== Material provided ==

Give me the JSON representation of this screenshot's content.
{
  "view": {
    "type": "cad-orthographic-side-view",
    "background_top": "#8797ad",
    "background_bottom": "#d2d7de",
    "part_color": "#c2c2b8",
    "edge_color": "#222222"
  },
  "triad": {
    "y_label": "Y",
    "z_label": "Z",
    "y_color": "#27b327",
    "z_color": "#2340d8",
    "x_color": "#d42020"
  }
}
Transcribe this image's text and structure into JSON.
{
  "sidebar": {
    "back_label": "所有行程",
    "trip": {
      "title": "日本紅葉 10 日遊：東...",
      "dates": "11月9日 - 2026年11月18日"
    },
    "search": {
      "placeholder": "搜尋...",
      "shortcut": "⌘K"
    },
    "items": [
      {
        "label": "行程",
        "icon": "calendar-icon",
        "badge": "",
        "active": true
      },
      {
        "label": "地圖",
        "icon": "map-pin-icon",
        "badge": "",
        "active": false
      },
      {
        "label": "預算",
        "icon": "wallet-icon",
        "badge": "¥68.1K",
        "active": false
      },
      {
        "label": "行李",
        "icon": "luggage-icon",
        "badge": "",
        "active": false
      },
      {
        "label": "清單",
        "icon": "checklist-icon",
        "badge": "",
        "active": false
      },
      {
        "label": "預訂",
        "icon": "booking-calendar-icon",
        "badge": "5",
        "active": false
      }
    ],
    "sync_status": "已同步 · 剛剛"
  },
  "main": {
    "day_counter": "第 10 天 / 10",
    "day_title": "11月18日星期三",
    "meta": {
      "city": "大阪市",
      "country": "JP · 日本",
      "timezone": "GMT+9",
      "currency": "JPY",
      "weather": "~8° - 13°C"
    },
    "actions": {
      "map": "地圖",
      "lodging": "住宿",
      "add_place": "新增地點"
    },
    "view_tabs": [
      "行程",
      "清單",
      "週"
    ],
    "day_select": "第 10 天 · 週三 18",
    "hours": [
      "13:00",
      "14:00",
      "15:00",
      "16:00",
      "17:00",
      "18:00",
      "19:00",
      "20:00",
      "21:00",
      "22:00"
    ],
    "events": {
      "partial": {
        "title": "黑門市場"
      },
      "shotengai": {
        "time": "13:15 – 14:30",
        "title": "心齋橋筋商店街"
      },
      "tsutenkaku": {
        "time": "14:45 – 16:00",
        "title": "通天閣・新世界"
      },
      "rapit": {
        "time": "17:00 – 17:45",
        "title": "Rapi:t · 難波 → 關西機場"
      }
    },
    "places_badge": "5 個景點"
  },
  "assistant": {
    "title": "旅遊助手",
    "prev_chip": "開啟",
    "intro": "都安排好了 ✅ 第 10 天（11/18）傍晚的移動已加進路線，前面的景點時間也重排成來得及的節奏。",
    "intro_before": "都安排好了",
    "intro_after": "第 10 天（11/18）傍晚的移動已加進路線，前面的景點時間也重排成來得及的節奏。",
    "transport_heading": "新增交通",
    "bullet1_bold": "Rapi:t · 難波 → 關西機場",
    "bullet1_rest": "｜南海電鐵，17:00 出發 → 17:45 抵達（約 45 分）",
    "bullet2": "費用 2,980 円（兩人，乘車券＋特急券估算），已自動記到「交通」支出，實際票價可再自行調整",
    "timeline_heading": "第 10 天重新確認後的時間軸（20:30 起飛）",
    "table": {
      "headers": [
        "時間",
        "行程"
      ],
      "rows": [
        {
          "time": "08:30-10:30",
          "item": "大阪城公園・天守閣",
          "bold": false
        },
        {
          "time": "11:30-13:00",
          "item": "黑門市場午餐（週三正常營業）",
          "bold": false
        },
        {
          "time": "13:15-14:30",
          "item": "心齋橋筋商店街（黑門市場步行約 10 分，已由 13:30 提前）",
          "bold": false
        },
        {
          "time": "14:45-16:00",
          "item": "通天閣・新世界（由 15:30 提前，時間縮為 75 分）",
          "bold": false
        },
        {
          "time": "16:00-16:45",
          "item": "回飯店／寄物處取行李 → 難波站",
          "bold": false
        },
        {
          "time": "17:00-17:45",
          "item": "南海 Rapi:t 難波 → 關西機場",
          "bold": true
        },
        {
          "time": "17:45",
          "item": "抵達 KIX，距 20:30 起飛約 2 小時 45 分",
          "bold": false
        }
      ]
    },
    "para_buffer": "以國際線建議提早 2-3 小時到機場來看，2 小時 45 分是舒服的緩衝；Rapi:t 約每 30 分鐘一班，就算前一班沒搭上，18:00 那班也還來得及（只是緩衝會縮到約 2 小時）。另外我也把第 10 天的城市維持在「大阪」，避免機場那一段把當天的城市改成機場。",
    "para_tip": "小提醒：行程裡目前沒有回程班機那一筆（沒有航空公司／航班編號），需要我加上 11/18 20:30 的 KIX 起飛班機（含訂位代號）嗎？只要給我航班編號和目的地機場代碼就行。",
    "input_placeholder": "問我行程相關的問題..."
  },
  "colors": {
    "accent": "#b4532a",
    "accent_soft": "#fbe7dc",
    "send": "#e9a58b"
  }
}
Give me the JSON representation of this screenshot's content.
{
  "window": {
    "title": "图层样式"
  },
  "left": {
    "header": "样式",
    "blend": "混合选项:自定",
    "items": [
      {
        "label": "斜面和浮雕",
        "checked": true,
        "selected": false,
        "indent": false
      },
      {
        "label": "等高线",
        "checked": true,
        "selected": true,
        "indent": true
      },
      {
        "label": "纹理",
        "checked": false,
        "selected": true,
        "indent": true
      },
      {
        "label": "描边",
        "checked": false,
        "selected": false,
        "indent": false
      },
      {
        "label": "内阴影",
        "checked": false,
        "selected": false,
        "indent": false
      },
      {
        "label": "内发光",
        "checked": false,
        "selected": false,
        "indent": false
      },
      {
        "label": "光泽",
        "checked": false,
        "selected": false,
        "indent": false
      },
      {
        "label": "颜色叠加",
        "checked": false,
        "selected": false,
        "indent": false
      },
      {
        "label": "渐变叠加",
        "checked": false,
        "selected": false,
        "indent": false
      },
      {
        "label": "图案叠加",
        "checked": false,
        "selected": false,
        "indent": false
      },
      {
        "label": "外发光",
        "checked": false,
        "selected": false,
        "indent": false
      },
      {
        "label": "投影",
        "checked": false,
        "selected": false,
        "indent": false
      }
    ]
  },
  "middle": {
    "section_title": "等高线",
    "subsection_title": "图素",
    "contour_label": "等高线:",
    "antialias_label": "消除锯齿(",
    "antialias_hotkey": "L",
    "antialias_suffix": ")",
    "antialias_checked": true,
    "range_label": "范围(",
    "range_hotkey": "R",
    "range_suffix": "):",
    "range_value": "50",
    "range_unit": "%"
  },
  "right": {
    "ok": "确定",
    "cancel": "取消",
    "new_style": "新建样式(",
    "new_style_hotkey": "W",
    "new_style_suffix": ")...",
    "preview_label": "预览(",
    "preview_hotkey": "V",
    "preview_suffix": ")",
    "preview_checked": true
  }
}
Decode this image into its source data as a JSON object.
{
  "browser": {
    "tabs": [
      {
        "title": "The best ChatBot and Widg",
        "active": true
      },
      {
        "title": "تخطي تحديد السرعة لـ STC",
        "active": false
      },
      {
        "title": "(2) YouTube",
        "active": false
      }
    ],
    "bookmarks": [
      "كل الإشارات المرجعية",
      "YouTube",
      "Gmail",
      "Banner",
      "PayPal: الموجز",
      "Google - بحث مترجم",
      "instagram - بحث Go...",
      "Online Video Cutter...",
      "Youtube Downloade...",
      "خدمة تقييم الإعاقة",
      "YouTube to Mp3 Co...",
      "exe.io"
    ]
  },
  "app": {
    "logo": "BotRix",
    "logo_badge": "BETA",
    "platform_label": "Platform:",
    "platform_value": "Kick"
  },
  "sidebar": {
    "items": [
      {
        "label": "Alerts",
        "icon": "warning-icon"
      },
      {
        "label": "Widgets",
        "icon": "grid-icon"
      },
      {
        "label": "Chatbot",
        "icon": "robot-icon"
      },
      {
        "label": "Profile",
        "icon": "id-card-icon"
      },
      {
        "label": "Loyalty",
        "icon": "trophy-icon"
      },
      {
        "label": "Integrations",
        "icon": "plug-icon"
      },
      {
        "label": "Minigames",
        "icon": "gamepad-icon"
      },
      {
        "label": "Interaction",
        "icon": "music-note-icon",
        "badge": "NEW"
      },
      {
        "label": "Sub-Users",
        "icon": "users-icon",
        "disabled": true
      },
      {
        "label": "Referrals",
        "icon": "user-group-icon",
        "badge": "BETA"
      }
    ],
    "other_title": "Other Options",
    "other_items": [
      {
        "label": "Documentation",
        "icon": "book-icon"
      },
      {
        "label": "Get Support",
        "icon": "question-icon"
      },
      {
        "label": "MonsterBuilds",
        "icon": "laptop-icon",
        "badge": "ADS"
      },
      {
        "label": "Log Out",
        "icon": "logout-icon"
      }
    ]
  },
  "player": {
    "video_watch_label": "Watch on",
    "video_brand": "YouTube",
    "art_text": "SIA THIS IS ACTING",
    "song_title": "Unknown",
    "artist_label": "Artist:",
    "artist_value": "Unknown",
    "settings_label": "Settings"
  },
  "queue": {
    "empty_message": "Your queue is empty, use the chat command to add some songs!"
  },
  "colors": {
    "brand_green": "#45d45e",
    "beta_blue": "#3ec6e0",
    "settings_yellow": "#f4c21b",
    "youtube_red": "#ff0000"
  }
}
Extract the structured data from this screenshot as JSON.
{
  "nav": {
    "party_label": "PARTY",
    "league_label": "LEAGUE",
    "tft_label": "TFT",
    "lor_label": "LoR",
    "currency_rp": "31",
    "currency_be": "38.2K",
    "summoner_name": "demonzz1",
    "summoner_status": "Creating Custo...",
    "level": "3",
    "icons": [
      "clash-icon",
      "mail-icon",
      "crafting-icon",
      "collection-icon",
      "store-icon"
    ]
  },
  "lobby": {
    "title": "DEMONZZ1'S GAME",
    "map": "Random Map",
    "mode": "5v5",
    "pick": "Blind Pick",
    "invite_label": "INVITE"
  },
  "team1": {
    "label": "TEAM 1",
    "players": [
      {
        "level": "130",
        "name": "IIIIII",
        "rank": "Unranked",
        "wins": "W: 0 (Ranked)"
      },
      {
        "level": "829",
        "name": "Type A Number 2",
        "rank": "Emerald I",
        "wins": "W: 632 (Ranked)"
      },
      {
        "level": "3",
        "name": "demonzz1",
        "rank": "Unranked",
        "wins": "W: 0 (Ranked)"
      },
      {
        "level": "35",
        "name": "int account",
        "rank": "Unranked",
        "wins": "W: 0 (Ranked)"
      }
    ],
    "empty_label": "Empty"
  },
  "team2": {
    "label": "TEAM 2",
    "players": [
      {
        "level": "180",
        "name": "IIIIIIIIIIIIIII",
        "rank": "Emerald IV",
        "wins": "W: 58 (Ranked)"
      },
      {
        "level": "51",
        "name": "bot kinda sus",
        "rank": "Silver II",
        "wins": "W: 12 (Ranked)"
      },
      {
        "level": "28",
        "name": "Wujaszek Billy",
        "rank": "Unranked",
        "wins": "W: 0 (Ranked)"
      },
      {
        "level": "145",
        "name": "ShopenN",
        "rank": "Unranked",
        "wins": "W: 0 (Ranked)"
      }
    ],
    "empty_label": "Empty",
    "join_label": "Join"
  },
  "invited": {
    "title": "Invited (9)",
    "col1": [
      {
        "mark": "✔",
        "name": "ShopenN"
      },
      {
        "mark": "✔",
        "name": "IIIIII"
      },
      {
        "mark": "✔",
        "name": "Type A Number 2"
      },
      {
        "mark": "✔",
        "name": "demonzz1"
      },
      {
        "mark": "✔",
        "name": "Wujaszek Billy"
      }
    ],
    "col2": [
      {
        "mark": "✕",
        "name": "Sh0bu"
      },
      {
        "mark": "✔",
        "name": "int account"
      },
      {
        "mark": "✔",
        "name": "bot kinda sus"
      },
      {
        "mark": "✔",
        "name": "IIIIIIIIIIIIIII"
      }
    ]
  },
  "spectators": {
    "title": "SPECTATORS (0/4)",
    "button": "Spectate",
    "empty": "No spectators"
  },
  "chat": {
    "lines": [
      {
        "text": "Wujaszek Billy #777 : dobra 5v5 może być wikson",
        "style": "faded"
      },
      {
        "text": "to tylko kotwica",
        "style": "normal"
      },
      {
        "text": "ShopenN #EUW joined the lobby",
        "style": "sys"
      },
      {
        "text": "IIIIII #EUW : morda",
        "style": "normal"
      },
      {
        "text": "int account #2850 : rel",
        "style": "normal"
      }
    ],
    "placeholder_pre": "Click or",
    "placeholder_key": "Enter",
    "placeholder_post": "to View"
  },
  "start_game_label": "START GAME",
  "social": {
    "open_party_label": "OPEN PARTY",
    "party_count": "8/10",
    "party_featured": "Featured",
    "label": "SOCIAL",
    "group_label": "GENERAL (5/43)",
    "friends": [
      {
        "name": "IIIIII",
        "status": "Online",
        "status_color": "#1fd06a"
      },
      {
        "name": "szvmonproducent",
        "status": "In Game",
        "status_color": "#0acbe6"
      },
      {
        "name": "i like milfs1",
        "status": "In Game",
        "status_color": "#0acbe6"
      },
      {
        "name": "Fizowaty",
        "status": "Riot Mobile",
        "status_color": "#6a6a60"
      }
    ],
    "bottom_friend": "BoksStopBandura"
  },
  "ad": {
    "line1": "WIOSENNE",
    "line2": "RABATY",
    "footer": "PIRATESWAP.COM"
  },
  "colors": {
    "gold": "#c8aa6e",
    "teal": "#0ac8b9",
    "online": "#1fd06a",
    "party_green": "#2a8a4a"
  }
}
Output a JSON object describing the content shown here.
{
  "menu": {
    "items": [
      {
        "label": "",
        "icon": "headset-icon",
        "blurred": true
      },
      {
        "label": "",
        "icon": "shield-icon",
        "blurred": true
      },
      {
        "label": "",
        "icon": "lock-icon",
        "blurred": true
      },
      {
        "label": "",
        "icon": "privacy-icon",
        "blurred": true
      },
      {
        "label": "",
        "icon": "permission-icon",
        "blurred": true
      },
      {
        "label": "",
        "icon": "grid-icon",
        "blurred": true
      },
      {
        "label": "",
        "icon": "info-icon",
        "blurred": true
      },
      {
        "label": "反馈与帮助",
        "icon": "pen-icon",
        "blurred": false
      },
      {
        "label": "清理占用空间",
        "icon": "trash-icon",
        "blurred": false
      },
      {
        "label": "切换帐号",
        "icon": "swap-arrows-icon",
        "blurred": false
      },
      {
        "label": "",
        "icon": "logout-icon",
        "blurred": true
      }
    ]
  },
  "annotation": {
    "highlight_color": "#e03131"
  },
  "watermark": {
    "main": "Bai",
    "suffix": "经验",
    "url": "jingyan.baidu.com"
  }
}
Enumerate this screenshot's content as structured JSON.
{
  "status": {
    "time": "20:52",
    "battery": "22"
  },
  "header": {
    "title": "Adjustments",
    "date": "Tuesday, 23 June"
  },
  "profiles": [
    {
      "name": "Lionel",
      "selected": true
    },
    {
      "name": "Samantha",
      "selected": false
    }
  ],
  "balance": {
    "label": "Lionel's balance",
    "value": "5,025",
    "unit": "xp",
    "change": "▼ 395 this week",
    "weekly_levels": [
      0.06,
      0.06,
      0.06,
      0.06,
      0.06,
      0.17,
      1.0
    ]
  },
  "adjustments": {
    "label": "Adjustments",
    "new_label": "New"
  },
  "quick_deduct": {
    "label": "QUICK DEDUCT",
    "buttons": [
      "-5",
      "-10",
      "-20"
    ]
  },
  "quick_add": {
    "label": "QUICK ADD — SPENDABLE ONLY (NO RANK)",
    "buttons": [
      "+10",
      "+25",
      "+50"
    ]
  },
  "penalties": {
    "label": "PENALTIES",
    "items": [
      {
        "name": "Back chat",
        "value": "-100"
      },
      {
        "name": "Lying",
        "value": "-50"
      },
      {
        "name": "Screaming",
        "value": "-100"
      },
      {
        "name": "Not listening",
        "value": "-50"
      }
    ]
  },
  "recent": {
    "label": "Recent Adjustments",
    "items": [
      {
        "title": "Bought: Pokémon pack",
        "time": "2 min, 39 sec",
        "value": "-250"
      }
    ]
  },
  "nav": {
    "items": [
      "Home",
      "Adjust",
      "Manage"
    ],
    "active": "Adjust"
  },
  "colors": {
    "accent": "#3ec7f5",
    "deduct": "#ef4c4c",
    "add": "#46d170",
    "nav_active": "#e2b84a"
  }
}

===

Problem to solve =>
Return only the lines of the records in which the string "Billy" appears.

Response box =>
        "name": "Wujaszek Billy",
        "name": "Wujaszek Billy"
        "text": "Wujaszek Billy #777 : dobra 5v5 może być wikson",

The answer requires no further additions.